Following a jury trial, the district court granted ONY and Forest a JMOL of noninfringement and also ruled that Abbott was equitably estopped from asserting infringement of the ‘301 and ‘839 patents against ONY and Forest because (1) Abbott, by encouraging ONY’s and Forest’s development of CLSE, had misled them to believe that it would not assert infringement; (2) ONY and Forest reasonably relied on Abbott’s misleading conduct; and (3) ONY and Forest would suffer economic and evidentiary prejudice if Abbott were permitted to proceed with its infringement counterclaim.

The district court also found the case to be exceptional under 35 U.S.C. § 285 and awarded attorneys’ fees because Abbott, in bad faith, had encouraged ONY to develop CLSE but then later pursued an infringement counterclaim against ONY and Forest in an attempt to prevent their product from reaching the market. Abbott appealed the award of attorneys’ fees.
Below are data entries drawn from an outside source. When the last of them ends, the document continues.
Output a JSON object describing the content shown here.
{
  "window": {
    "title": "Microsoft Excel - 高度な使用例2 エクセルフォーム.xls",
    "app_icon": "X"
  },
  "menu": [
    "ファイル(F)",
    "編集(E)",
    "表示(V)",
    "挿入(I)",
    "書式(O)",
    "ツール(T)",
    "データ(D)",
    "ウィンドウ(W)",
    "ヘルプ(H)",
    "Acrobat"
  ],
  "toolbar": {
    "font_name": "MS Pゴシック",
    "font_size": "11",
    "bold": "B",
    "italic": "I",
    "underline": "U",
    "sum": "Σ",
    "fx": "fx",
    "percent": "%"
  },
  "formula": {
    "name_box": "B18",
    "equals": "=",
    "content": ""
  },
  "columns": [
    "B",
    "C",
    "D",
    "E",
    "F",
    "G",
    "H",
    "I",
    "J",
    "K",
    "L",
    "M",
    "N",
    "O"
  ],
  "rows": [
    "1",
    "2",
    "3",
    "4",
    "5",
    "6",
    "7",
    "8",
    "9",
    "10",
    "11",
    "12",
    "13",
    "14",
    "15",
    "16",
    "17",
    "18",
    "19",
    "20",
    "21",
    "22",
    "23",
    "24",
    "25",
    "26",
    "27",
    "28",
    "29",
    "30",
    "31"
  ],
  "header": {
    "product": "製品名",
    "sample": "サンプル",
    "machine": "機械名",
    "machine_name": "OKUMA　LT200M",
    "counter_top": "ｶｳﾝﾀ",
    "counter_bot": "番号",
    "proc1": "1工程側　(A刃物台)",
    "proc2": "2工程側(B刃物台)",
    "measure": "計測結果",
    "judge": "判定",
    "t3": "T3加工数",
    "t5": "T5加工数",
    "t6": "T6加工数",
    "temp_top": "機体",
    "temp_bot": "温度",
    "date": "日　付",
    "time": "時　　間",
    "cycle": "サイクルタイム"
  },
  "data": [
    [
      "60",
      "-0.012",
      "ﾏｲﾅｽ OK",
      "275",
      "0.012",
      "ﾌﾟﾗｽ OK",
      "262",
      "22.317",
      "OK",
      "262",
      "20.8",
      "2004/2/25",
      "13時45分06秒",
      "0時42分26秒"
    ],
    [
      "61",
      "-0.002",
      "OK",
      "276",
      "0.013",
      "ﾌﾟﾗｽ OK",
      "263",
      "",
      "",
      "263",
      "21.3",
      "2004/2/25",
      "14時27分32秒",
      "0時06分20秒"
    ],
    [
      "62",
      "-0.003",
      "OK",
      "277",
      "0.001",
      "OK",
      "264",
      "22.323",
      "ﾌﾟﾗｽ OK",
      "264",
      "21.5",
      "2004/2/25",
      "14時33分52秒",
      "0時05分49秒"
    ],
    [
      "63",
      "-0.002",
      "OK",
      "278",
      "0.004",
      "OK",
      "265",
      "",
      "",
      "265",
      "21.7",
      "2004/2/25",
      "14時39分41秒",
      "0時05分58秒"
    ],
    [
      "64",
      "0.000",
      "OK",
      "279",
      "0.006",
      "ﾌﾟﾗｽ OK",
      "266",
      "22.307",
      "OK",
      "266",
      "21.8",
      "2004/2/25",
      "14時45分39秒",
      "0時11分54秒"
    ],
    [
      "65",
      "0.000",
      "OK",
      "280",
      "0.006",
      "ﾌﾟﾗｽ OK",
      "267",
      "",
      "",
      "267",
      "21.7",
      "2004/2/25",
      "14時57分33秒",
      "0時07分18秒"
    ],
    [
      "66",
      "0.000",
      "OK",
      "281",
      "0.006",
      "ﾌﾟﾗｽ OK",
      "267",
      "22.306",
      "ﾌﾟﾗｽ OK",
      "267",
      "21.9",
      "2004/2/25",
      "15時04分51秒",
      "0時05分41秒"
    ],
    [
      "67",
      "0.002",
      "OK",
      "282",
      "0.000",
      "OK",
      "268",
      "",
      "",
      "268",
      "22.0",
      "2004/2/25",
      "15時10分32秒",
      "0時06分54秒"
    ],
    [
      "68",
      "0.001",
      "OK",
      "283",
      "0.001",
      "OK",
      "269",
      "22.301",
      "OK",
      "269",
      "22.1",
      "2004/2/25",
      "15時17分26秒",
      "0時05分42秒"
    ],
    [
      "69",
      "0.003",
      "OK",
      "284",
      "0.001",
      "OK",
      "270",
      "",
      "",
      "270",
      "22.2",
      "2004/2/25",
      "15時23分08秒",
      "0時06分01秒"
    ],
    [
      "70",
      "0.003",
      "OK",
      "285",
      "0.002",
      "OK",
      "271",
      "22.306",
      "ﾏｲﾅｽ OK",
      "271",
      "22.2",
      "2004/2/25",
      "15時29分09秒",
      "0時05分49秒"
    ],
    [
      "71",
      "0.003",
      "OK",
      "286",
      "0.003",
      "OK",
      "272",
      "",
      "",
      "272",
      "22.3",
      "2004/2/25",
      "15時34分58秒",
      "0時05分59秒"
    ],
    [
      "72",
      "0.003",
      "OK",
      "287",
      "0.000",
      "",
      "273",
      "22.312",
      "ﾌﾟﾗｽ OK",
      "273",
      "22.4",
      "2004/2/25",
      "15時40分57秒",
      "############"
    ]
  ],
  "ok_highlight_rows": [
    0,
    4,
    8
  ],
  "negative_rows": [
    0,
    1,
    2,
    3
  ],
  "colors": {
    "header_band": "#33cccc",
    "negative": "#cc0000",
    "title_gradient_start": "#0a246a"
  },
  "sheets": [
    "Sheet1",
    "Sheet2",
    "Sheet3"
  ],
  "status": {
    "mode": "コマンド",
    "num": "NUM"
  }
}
The Federal Circuit explained that an exceptional case under 35 U.S.C. § 285 typically involves inequitable conduct before the PTO, litigation misconduct or bad faith, a frivolous suit, or willful infringement. The Court found, however, that none of those circumstances was present in this case. The Court stressed that a finding of exceptionality has never been based on a patentee’s bad-faith business conduct toward an accused infringer prior to litigation, and the Court declined to expand the scope of § 285 in that manner.

The Court recognized that bad-faith litigation can be a basis for a finding of exceptionality. It concluded, however, that Abbott had not engaged in bad-faith litigation. Under § 285, “bad faith” requires not merely misleading prelitigation conduct, but “vexatious, unjustified or frivolous litigation.” The Court concluded that the pertinent inquiry was whether Abbott knew or should have known that it would be estopped from asserting the ‘301 and ‘839 patents against ONY and Forest yet pursued its infringement counterclaim anyway. The Court ruled that the record did not support the district court’s finding that Abbott had knowledge of the events that would ultimately lead to a holding of equitable estoppel.

For all of these reasons, the Court concluded that the district court had erred in its finding that the case was exceptional under 35 U.S.C. § 285 based on Abbott’s prelitigation conduct toward ONY and Forest.